- 62% of smartphone owners have used their phone in the past year to look up information about a health condition.
- 57% have used their phone to do online banking.
- 44% have used their phone to look up real estate listings or other information about a place to live.
- 43% to look up information about a job.
- 40% to look up government services or information.
- 30% to take a class or get educational content.
- 18% to submit a job application.
- 68% of smartphone owners use their phone at least occasionally to follow along with breaking news events, with 33% saying that they do this “frequently.”
- 67% use their phone to share pictures, videos, or commentary about events happening in their community, with 35% doing so frequently.
- 56% use their phone at least occasionally to learn about community events or activities, with 18% doing this “frequently.”
The list goes on from here. The point is, people are using their phones for everything. Young people, low income people, and people of color are particularly more likely to rely on their phone as the only, or at least most dependable, form of internet access. Even individuals who have access to the internet through computers at home are consuming a great deal of content through their phones.

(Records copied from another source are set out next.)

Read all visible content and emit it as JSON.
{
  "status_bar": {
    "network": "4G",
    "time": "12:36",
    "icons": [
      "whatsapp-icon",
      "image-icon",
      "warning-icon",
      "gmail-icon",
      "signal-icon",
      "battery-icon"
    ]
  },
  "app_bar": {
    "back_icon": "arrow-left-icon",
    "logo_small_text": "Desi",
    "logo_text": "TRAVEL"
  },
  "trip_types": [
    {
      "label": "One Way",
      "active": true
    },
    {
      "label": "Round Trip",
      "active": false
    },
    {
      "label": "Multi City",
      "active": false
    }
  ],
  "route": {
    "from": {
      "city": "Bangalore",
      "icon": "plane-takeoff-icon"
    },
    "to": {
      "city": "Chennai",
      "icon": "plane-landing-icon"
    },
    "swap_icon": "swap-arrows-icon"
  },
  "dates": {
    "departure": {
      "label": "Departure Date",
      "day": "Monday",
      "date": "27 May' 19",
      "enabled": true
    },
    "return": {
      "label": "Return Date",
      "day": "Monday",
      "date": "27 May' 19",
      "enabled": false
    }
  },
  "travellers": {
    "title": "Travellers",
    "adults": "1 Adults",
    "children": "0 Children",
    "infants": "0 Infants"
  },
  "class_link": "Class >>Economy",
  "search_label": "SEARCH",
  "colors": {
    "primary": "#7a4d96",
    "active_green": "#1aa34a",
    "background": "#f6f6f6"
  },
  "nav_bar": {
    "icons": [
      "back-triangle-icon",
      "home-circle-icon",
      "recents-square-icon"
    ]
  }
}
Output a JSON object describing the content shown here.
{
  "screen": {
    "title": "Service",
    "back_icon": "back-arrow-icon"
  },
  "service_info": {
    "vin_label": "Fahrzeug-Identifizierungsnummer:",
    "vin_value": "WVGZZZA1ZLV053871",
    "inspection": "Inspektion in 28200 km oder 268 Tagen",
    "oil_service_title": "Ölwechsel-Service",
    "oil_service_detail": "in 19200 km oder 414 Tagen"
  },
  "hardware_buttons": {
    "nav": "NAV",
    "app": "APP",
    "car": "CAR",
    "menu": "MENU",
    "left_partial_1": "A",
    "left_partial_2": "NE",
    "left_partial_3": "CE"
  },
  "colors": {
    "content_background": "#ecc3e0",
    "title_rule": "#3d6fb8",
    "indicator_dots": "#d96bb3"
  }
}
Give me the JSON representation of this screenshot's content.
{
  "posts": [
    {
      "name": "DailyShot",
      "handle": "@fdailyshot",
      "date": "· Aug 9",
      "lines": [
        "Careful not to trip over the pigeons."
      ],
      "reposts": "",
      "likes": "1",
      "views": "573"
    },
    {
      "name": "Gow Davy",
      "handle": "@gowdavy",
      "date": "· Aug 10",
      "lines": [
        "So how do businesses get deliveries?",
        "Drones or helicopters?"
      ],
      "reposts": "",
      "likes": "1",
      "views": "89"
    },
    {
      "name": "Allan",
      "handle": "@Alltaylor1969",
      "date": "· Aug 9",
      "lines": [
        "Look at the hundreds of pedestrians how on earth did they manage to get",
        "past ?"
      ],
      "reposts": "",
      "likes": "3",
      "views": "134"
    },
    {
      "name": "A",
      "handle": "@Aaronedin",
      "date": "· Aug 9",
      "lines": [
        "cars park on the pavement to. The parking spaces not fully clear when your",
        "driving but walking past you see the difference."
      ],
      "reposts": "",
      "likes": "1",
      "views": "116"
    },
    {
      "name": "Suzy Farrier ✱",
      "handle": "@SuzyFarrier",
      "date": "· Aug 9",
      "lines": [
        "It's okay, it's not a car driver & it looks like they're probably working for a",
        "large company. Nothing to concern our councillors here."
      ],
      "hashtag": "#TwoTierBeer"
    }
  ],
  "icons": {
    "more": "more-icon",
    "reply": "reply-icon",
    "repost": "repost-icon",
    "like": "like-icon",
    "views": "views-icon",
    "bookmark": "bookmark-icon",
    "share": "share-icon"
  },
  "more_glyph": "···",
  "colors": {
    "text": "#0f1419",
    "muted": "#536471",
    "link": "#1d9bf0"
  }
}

We can’t be serious about reaching people where they are if we’re not also serious about building content to be consumed on mobile devices. Hopefully by now you’ve realized that some things that look good on a computer screen don’t translate well to mobile devices. We’ve got to finally let go of the era of web sites that throw in the proverbial kitchen sink. Your web site doesn’t need background music, falling snowflakes, thousands of frilly swooshes, and seventeen columns of text.
When I went looking for a design for this blog (which I was able to do for literally $0, by the way), I knew I had to find something that would work for mobile. Every design that I seriously considered was tested on my phone. If it wasn’t easy to consume, it dropped from consideration. I did this because I know that most of my audience will read my contend on their phone. If it’s not easy for the to read, they’ll move on.
One more thing: organizations, especially big brands and churches, love to talk about wanting to reach young people. If you say this but mobile isn’t a real consideration in your internet strategy, you’re putting yourself at a serious disadvantage. According to Neilson, 70% of 13-17 year olds and 79% of 18-24 year olds have a smartphone. You’d have to be either really crazy or terribly resource starved not to build for mobile with numbers that high.
What Should We Do?
So, here are my recommendations for simple, realistic things you can do to be relevant in a mobile world:
- Have a responsive website. Most of us can’t afford to pay a designer thousands of dollars for a slick web site that shape-shifts when used on a phone. Thankfully, easy-to-use templates for these kinds of sites exist for free. Premium templates that make you look like a design genius can be had for under $100.
- Use social media. What, exactly, are people doing on their phones? Social media is a big chunk of content for a lot of people. Don’t be absent from that space. Remember, for people to see your social
- media presence, you have to actually post content.
- Use video. This is not as easy as the two suggestions above, but, depending on the type of content you want to make, it’s not as hard as you may think. Based on the statistics, there’s a good chance you have a smartphone, and these days most of them come with a half decent camera. Use it.
- Explore a text messaging service. Honestly, unless you’re ESPN or NBC News or some outfit like that, how many people are going to check your website every day or even weekly or monthly? Text messages allow you to directly contact your audience.
- Explore developing a mobile app. Not everyone needs an app, but some organizations do. It may not be cheap, it may not be easy, but it’s something to think about as a potential long-term goal.
Even a genius like me doesn’t know everything. What other strategies would you suggest to help an organization be relevant in a mobile world?